__Directions for this task__. Review the material line by line. Identify and copy every line that contains the string "label".

__Data excerpts__.
☆ ☆ ☆ ☆ ☆

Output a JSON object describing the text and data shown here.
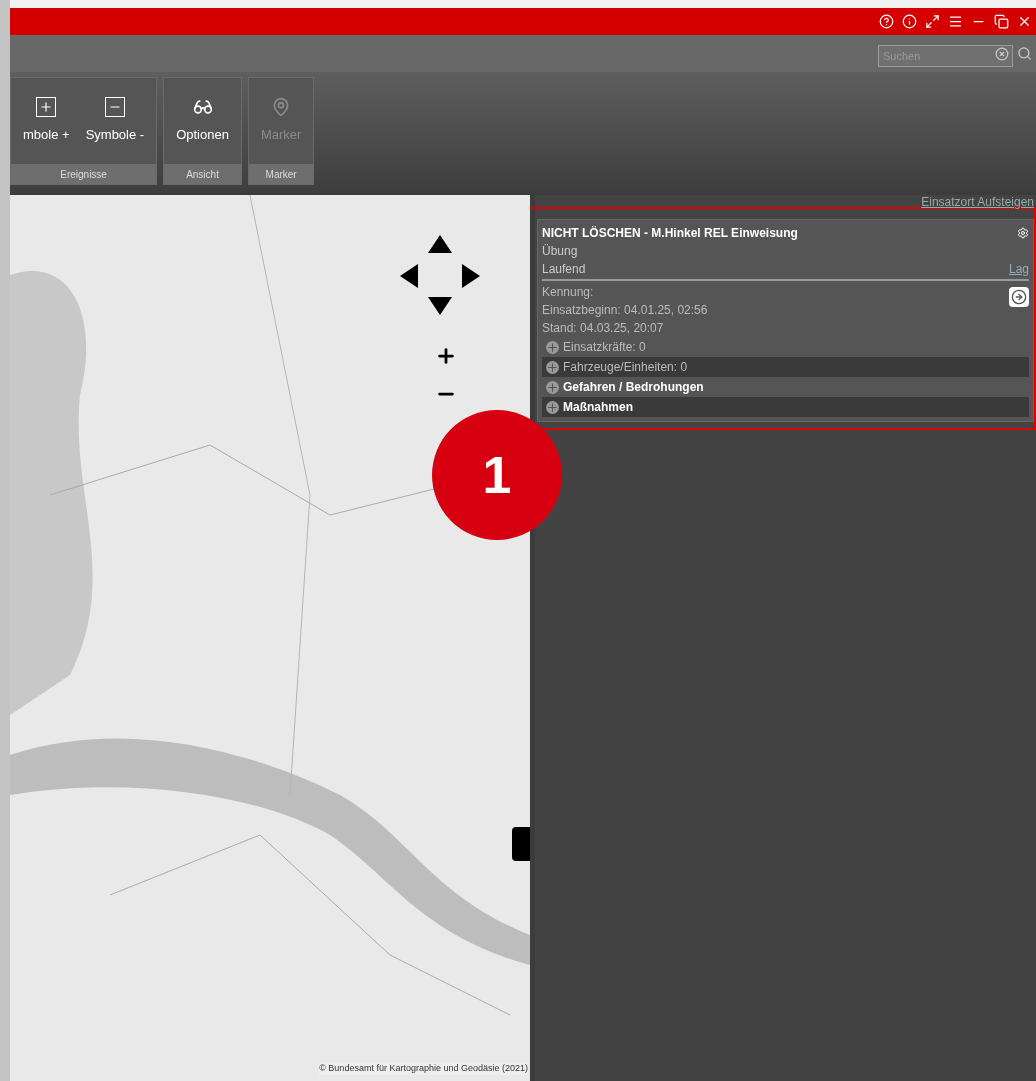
{
  "search": {
    "placeholder": "Suchen"
  },
  "ribbon": {
    "groups": [
      {
        "label": "Ereignisse",
        "buttons": [
          {
            "label": "mbole +",
            "disabled": false
          },
          {
            "label": "Symbole -",
            "disabled": false
          }
        ]
      },
      {
        "label": "Ansicht",
        "buttons": [
          {
            "label": "Optionen",
            "disabled": false
          }
        ]
      },
      {
        "label": "Marker",
        "buttons": [
          {
            "label": "Marker",
            "disabled": true
          }
        ]
      }
    ]
  },
  "map": {
    "attribution": "© Bundesamt für Kartographie und Geodäsie (2021)"
  },
  "panel": {
    "sort_link": "Einsatzort Aufsteigen",
    "card": {
      "title": "NICHT LÖSCHEN - M.Hinkel REL Einweisung",
      "type": "Übung",
      "status": "Laufend",
      "link": "Lag",
      "details": [
        "Kennung:",
        "Einsatzbeginn: 04.01.25, 02:56",
        "Stand: 04.03.25, 20:07"
      ],
      "sections": [
        {
          "label": "Einsatzkräfte: 0",
          "bold": false,
          "expanded": false
        },
        {
          "label": "Fahrzeuge/Einheiten: 0",
          "bold": false,
          "expanded": false
        },
        {
          "label": "Gefahren / Bedrohungen",
          "bold": true,
          "expanded": false
        },
        {
          "label": "Maßnahmen",
          "bold": true,
          "expanded": false
        }
      ]
    }
  },
  "callout": {
    "number": "1"
  }
}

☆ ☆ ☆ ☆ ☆

__Worked solution__.
        "label": "Ereignisse",
            "label": "mbole +",
            "label": "Symbole -",
        "label": "Ansicht",
            "label": "Optionen",
        "label": "Marker",
            "label": "Marker",
          "label": "Einsatzkräfte: 0",
          "label": "Fahrzeuge/Einheiten: 0",
          "label": "Gefahren / Bedrohungen",
          "label": "Maßnahmen",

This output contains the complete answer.